__What needs to be done__. Below is a block of data; give all of it again word for word.

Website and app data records
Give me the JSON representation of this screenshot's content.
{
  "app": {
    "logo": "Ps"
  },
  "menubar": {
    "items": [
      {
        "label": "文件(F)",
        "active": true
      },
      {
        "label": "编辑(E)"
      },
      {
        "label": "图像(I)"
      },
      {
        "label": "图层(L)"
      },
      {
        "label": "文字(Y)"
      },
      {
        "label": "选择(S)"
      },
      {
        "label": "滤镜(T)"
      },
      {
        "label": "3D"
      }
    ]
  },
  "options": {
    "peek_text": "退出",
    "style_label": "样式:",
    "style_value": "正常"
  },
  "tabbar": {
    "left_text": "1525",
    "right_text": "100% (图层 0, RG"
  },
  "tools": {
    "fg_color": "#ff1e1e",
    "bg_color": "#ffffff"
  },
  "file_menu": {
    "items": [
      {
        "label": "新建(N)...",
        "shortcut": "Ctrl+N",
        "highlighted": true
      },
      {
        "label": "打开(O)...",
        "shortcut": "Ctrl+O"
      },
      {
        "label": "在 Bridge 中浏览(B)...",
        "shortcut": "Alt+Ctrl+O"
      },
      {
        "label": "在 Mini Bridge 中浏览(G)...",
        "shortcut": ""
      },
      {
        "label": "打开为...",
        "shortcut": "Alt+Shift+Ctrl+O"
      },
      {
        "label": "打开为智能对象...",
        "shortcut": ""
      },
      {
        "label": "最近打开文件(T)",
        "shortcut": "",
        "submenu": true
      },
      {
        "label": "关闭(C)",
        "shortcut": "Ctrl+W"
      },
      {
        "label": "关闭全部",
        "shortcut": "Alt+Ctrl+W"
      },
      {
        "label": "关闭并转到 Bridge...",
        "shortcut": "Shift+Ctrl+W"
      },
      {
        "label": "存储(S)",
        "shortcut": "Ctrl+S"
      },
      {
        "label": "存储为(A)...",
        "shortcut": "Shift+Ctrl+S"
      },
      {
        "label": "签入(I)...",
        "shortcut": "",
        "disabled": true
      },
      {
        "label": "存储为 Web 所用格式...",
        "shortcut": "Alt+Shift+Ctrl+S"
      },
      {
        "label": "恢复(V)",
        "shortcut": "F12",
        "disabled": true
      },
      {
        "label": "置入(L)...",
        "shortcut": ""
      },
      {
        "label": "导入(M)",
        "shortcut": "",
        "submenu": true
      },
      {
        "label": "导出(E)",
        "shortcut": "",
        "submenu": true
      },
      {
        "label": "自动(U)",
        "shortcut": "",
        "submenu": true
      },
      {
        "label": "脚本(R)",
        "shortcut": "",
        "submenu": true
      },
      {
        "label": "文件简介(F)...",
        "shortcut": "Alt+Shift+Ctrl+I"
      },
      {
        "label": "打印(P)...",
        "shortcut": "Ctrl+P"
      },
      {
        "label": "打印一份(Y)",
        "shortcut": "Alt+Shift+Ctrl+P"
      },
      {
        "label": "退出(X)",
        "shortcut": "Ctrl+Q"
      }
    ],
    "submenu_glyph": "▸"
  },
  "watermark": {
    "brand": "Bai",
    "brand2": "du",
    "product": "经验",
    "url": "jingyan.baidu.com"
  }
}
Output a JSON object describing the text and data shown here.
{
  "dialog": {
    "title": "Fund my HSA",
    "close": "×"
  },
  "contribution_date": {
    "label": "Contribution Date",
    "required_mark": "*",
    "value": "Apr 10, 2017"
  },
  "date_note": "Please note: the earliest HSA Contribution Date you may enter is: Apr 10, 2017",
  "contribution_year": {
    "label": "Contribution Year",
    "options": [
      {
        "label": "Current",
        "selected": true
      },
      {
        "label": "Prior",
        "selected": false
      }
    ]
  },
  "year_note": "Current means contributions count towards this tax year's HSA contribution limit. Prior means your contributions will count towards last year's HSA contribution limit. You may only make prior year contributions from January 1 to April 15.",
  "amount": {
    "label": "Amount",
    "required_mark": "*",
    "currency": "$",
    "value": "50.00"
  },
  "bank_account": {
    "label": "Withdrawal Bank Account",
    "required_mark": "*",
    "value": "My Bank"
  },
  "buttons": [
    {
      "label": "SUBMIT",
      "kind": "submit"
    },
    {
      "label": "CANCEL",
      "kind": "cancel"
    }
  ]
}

__Solution below__.
Give me the JSON representation of this screenshot's content.
{
  "app": {
    "logo": "Ps"
  },
  "menubar": {
    "items": [
      {
        "label": "文件(F)",
        "active": true
      },
      {
        "label": "编辑(E)"
      },
      {
        "label": "图像(I)"
      },
      {
        "label": "图层(L)"
      },
      {
        "label": "文字(Y)"
      },
      {
        "label": "选择(S)"
      },
      {
        "label": "滤镜(T)"
      },
      {
        "label": "3D"
      }
    ]
  },
  "options": {
    "peek_text": "退出",
    "style_label": "样式:",
    "style_value": "正常"
  },
  "tabbar": {
    "left_text": "1525",
    "right_text": "100% (图层 0, RG"
  },
  "tools": {
    "fg_color": "#ff1e1e",
    "bg_color": "#ffffff"
  },
  "file_menu": {
    "items": [
      {
        "label": "新建(N)...",
        "shortcut": "Ctrl+N",
        "highlighted": true
      },
      {
        "label": "打开(O)...",
        "shortcut": "Ctrl+O"
      },
      {
        "label": "在 Bridge 中浏览(B)...",
        "shortcut": "Alt+Ctrl+O"
      },
      {
        "label": "在 Mini Bridge 中浏览(G)...",
        "shortcut": ""
      },
      {
        "label": "打开为...",
        "shortcut": "Alt+Shift+Ctrl+O"
      },
      {
        "label": "打开为智能对象...",
        "shortcut": ""
      },
      {
        "label": "最近打开文件(T)",
        "shortcut": "",
        "submenu": true
      },
      {
        "label": "关闭(C)",
        "shortcut": "Ctrl+W"
      },
      {
        "label": "关闭全部",
        "shortcut": "Alt+Ctrl+W"
      },
      {
        "label": "关闭并转到 Bridge...",
        "shortcut": "Shift+Ctrl+W"
      },
      {
        "label": "存储(S)",
        "shortcut": "Ctrl+S"
      },
      {
        "label": "存储为(A)...",
        "shortcut": "Shift+Ctrl+S"
      },
      {
        "label": "签入(I)...",
        "shortcut": "",
        "disabled": true
      },
      {
        "label": "存储为 Web 所用格式...",
        "shortcut": "Alt+Shift+Ctrl+S"
      },
      {
        "label": "恢复(V)",
        "shortcut": "F12",
        "disabled": true
      },
      {
        "label": "置入(L)...",
        "shortcut": ""
      },
      {
        "label": "导入(M)",
        "shortcut": "",
        "submenu": true
      },
      {
        "label": "导出(E)",
        "shortcut": "",
        "submenu": true
      },
      {
        "label": "自动(U)",
        "shortcut": "",
        "submenu": true
      },
      {
        "label": "脚本(R)",
        "shortcut": "",
        "submenu": true
      },
      {
        "label": "文件简介(F)...",
        "shortcut": "Alt+Shift+Ctrl+I"
      },
      {
        "label": "打印(P)...",
        "shortcut": "Ctrl+P"
      },
      {
        "label": "打印一份(Y)",
        "shortcut": "Alt+Shift+Ctrl+P"
      },
      {
        "label": "退出(X)",
        "shortcut": "Ctrl+Q"
      }
    ],
    "submenu_glyph": "▸"
  },
  "watermark": {
    "brand": "Bai",
    "brand2": "du",
    "product": "经验",
    "url": "jingyan.baidu.com"
  }
}
Output a JSON object describing the text and data shown here.
{
  "dialog": {
    "title": "Fund my HSA",
    "close": "×"
  },
  "contribution_date": {
    "label": "Contribution Date",
    "required_mark": "*",
    "value": "Apr 10, 2017"
  },
  "date_note": "Please note: the earliest HSA Contribution Date you may enter is: Apr 10, 2017",
  "contribution_year": {
    "label": "Contribution Year",
    "options": [
      {
        "label": "Current",
        "selected": true
      },
      {
        "label": "Prior",
        "selected": false
      }
    ]
  },
  "year_note": "Current means contributions count towards this tax year's HSA contribution limit. Prior means your contributions will count towards last year's HSA contribution limit. You may only make prior year contributions from January 1 to April 15.",
  "amount": {
    "label": "Amount",
    "required_mark": "*",
    "currency": "$",
    "value": "50.00"
  },
  "bank_account": {
    "label": "Withdrawal Bank Account",
    "required_mark": "*",
    "value": "My Bank"
  },
  "buttons": [
    {
      "label": "SUBMIT",
      "kind": "submit"
    },
    {
      "label": "CANCEL",
      "kind": "cancel"
    }
  ]
}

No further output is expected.